The encores, I noticed peeping quickly at the set list on the mixing desk as we walked out, were not as programmed. She started with Ironbound / Fancy Poultry from Solitude Standing which she said she wanted to try out because their next stop was Portugal, and it has the lines about Portuguese women. Then she asked for requests and got Blood Makes Noise which seemed to surprise her, and she hesitated wondering how it would sound in ”this big boomy room” but she went for it and the energy was just right for the moment. In Liverpool followed from the same album, 99.9°F and extends the story she told about Gypsy. With the opening Fat Man & The Dancing Girl that made three songs from 99.9°F. The finisher was a lovely Rosemary (Remember Me) which was a single in 1999 and is on her Best of … album. It was an excellent show, but I still feel they need a bass player, or cellist, or something to fill the middle and bottom of the sound.
So … Tales from The Realm of The Queen of Pentacles – 6 tracks, Suzanne Vega / Solitude Standing – 4 tracks each, 99.9F – 3 tracks. She is justly proud of the latest … a vinyl copy was pinned to the table with her cup of water, facing the audience. Get one!
* LATER NOTE: Not only does the album have bass guitar, but it’s mainly Gail Ann Dorsey, plus a couple from Tony Levin. It’s produced by Gerry Leonard.
Brackets show I don’t know the title. This will be corrected.
(Don’t Get Me Started)
Up The Junction
(You Are Here)
The Deepest Wound
He is an exquisite guitarist with a beautiful tone and excellent material, some co-written with Chris Difford. He also got a superb sound immediately, but when he got to the second song, decided to test the classical hall acoustic and play and sing unplugged in front of the mic. it’s a big hall, and it worked (I was only in the 6th row but people further back said it worked too). The guitar was a bit quiet unplugged but his voice rang round the room, and I’ve often seen people fall on their face in that symphony concert hall by being over-amplified, and he really proved it can work the other way.

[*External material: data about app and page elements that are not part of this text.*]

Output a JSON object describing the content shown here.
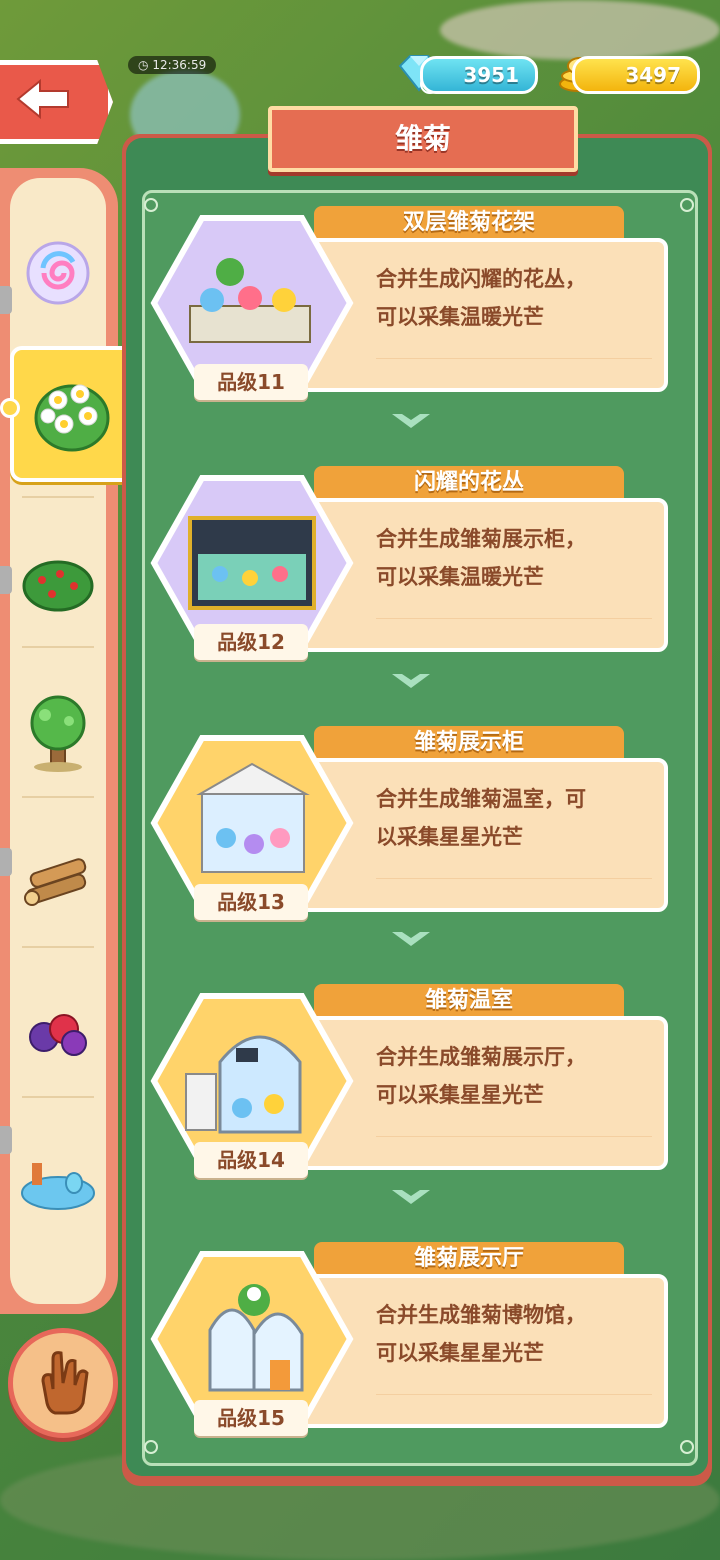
{
  "header": {
    "clock": "12:36:59",
    "gems": "3951",
    "gold": "3497"
  },
  "panel": {
    "title": "雏菊"
  },
  "sidebar": {
    "items": [
      {
        "name": "swirl-orb-icon"
      },
      {
        "name": "daisy-bush-icon",
        "selected": true
      },
      {
        "name": "berry-bush-icon"
      },
      {
        "name": "tree-icon"
      },
      {
        "name": "logs-icon"
      },
      {
        "name": "berries-icon"
      },
      {
        "name": "pond-icon"
      }
    ]
  },
  "items": [
    {
      "header": "双层雏菊花架",
      "desc_line1": "合并生成闪耀的花丛，",
      "desc_line2": "可以采集温暖光芒",
      "grade": "品级11",
      "theme": "purple"
    },
    {
      "header": "闪耀的花丛",
      "desc_line1": "合并生成雏菊展示柜，",
      "desc_line2": "可以采集温暖光芒",
      "grade": "品级12",
      "theme": "purple"
    },
    {
      "header": "雏菊展示柜",
      "desc_line1": "合并生成雏菊温室，可",
      "desc_line2": "以采集星星光芒",
      "grade": "品级13",
      "theme": "gold"
    },
    {
      "header": "雏菊温室",
      "desc_line1": "合并生成雏菊展示厅，",
      "desc_line2": "可以采集星星光芒",
      "grade": "品级14",
      "theme": "gold"
    },
    {
      "header": "雏菊展示厅",
      "desc_line1": "合并生成雏菊博物馆，",
      "desc_line2": "可以采集星星光芒",
      "grade": "品级15",
      "theme": "gold"
    }
  ],
  "colors": {
    "panel_green": "#3e8a55",
    "panel_border": "#cc5a48",
    "card_bg": "#fbe0b8",
    "card_header": "#f0a23a",
    "text_brown": "#8a4a2a",
    "gem": "#34b5d6",
    "gold": "#f3b40d",
    "hex_purple": "#c9b6f0",
    "hex_gold": "#ffd36a"
  }
}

He returned to the mic and plugged in his guitar lead for the third one. The Watchmaker is a Chris Difford co-write, with fascinating lyrics, and it led into a cover of Squeeze’s Up The Junction – I always think new artists should put one well-known cover in the set. In the last two songs he took sections in front of the mic again. He had sussed that classical orchestras and choirs do it unamplified … and the hall acoustic can take it.
Very good support act, and yes, I bought his CD.